◆ ABOUT THIS EXERCISE ◆
Exclude all pictures, then copy each of the records exactly as written.

◆ WORKING DATA ◆
%%
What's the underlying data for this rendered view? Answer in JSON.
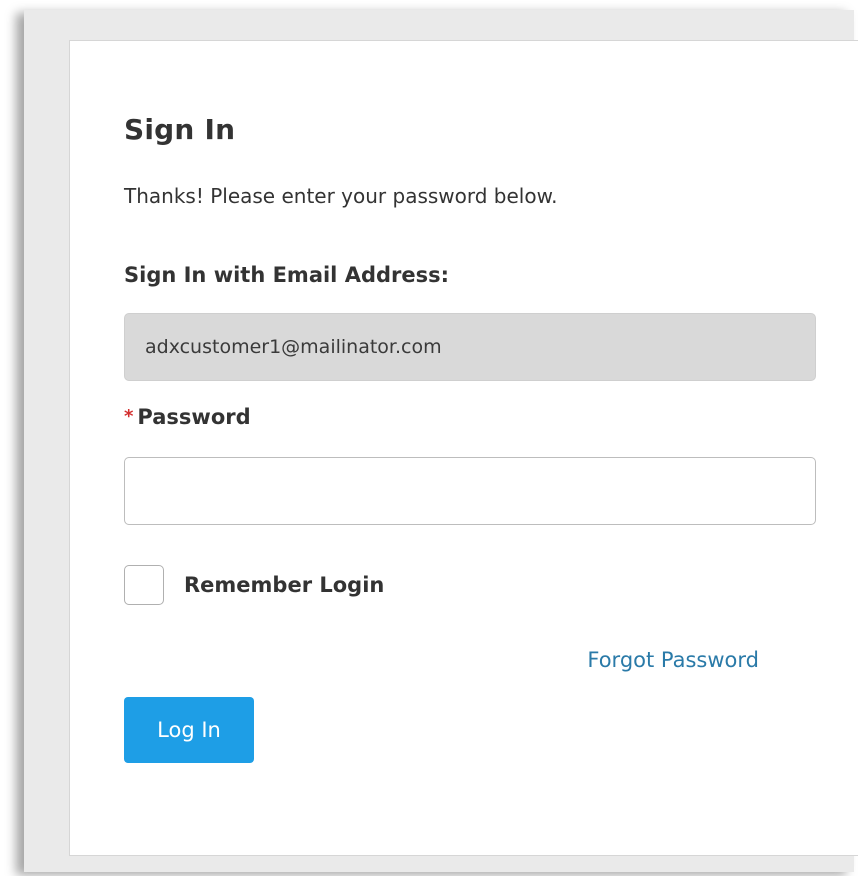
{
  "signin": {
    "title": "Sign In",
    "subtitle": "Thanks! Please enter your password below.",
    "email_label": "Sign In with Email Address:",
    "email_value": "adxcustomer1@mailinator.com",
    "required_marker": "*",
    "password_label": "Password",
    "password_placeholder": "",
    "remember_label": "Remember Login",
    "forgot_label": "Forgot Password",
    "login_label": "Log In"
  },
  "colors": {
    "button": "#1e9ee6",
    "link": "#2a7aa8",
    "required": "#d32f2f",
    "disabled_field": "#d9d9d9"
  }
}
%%
◆ RESPONSE TO THE EXERCISE ◆
What's the underlying data for this rendered view? Answer in JSON.
{
  "signin": {
    "title": "Sign In",
    "subtitle": "Thanks! Please enter your password below.",
    "email_label": "Sign In with Email Address:",
    "email_value": "adxcustomer1@mailinator.com",
    "required_marker": "*",
    "password_label": "Password",
    "password_placeholder": "",
    "remember_label": "Remember Login",
    "forgot_label": "Forgot Password",
    "login_label": "Log In"
  },
  "colors": {
    "button": "#1e9ee6",
    "link": "#2a7aa8",
    "required": "#d32f2f",
    "disabled_field": "#d9d9d9"
  }
}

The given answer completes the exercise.